Redheads were not welcome aboard ships and were avoided by sailors before beginning a journey. If a sailor met a red-headed person before boarding a ship, the sailor had to speak to the redhead before the redhead spoke to them. This would mitigate the bad luck of encountering a redhead before setting sail.
The Truth About Redheads and Luck
While it’s true that redheads were once thought to be unlucky, this superstition has been debunked. In fact, people with red hair are just as lucky as anyone else. So if you’re a redhead, don’t worry about any bad luck when boarding a ship or beginning a journey.
In conclusion, sailors’ superstitions about people with red hair have been around for centuries. However, there’s no truth to this belief, and redheads can rest assured that they’re just as lucky as anyone else. If you’re interested in learning more about nautical superstitions, check out our related articles on the topic.
Words Sailors Avoided at Sea
Did you know that sailors had their own set of taboo words? Here are some words that seafarers avoided because they were believed to bring bad luck:
Saying the word “drown” while on a boat was believed to summon the event itself.
- Good Luck and Goodbye
“Good luck” and “goodbye” were also forbidden, and it was unlucky for sailors’ wives to wave goodbye or call after their husbands once they left the house for a sea journey.
- Words Pertaining to Land
Other words pertaining to land brought bad luck if mentioned while at sea, such as pigs, foxes, rabbits, and church.
- Swearing While Fishing
Swearing while fishing was also seen as bad luck.
The Truth About Nautical Superstitions
While these superstitions may seem strange to us today, they were taken seriously by sailors in the past. In fact, many seafarers believed that breaking these taboos could bring disaster upon the ship and its crew. If you’re interested in learning more about nautical superstitions, check out our related articles on the topic.

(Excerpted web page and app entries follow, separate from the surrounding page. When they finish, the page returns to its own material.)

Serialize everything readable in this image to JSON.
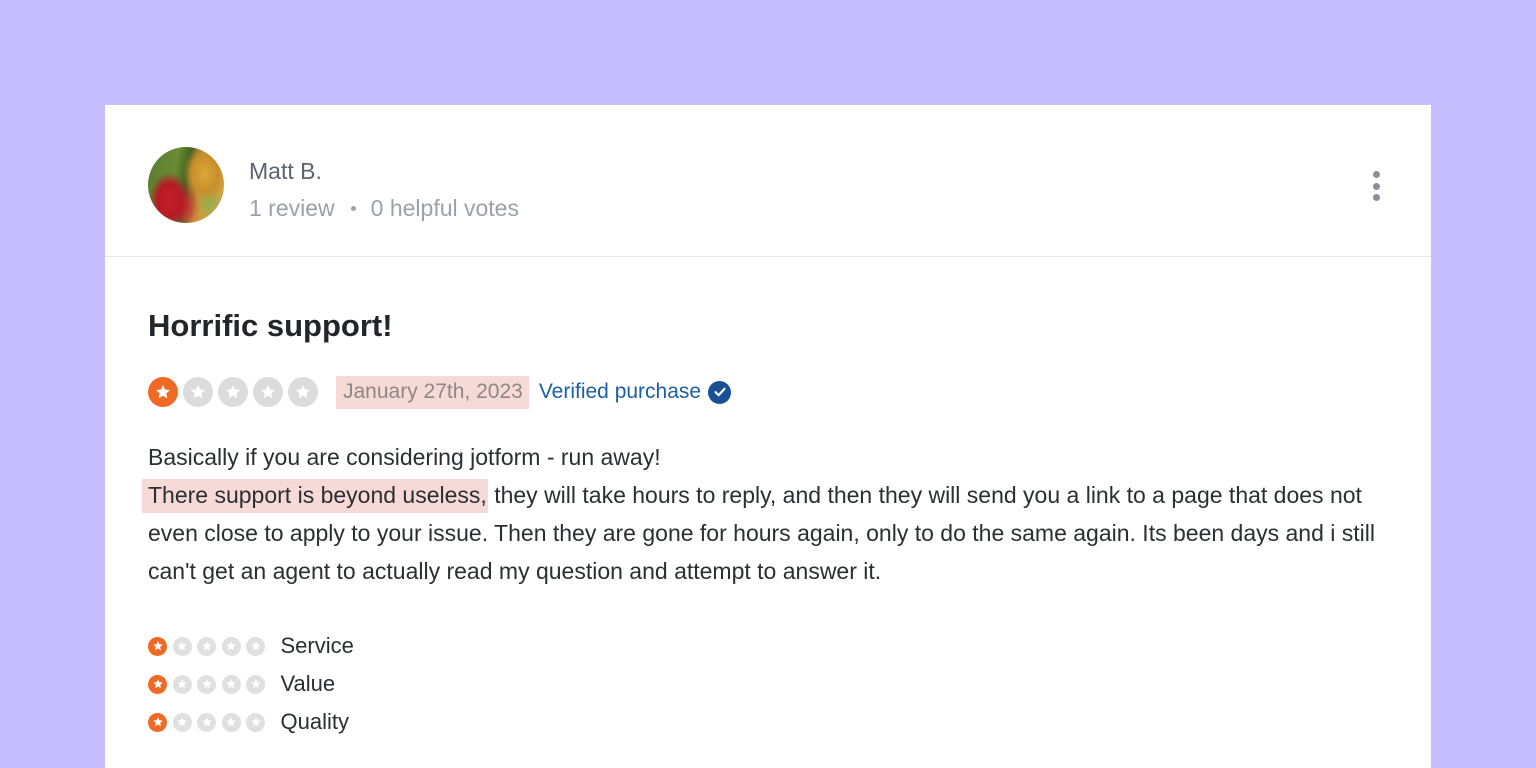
{
  "review": {
    "user": {
      "name": "Matt B.",
      "review_count": "1 review",
      "helpful_votes": "0 helpful votes",
      "avatar_icon": "avatar-photo"
    },
    "menu_icon": "kebab-menu-icon",
    "title": "Horrific support!",
    "rating": {
      "value": 1,
      "max": 5
    },
    "date": "January 27th, 2023",
    "verified_label": "Verified purchase",
    "verified_icon": "check-circle-icon",
    "body": {
      "line1": "Basically if you are considering jotform - run away!",
      "highlighted": "There support is beyond useless,",
      "rest": " they will take hours to reply, and then they will send you a link to a page that does not even close to apply to your issue. Then they are gone for hours again, only to do the same again. Its been days and i still can't get an agent to actually read my question and attempt to answer it."
    },
    "sub_ratings": [
      {
        "label": "Service",
        "value": 1,
        "max": 5
      },
      {
        "label": "Value",
        "value": 1,
        "max": 5
      },
      {
        "label": "Quality",
        "value": 1,
        "max": 5
      }
    ]
  },
  "colors": {
    "background": "#c6beff",
    "star_active": "#ef6a24",
    "star_inactive": "#dcdcdc",
    "highlight": "#f6dad7",
    "verified_link": "#1b5fa6"
  }
}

In conclusion, sailors had their own set of taboo words that were believed to bring bad luck at sea. While these beliefs may seem outdated now, they were taken seriously by seafarers in the past.
Never Rename a Ship
According to seafaring superstition, once a ship is named and christened, changing its name is considered bad luck. Sailors believed that boats took on a life of their own once they were named, and renaming a ship was seen as an attempt to deceive the gods of the sea. Legend has it that every ship’s name was recorded in the “Leger of the Deep,” and changing the name without notifying Neptune, the God of the Sea, would result in his wrath.
Apart from the supernatural beliefs, early trading ships developed a reputation at ports based on their names. Changing a ship’s name could cause issues for the captain and crew while traveling and trading.
However, if a ship must be renamed, a de-naming ceremony is necessary before christening the boat again. This ceremony typically involves burning a piece of paper with the original name of the ship, placing the ashes in a box, and throwing them into the sea while the tide is going out. If the ceremony is performed away from the shore, the ashes can be thrown in a river to float downstream or in a lake during a full moon.
The de-naming ceremony may also involve removing all traces of the old name, including logbooks, paperwork, and the writing on the hull. Only after this official ceremony can the ship be christened again with its new name, and this is believed to ward off any potential bad luck.
Never Kill the Albatross
To avoid bad luck, sailors believed it was unlucky to kill an albatross. As depicted in Samuel Taylor Coleridge’s poem “The Rime of the Ancient Mariner,” a ship and its crew faced numerous misfortunes after a crew member shot a friendly albatross that had visited the boat. Many Seabirds are believed to carry the souls of deceased sailors, so killing one was considered a bad omen, while seeing one was considered a good sign.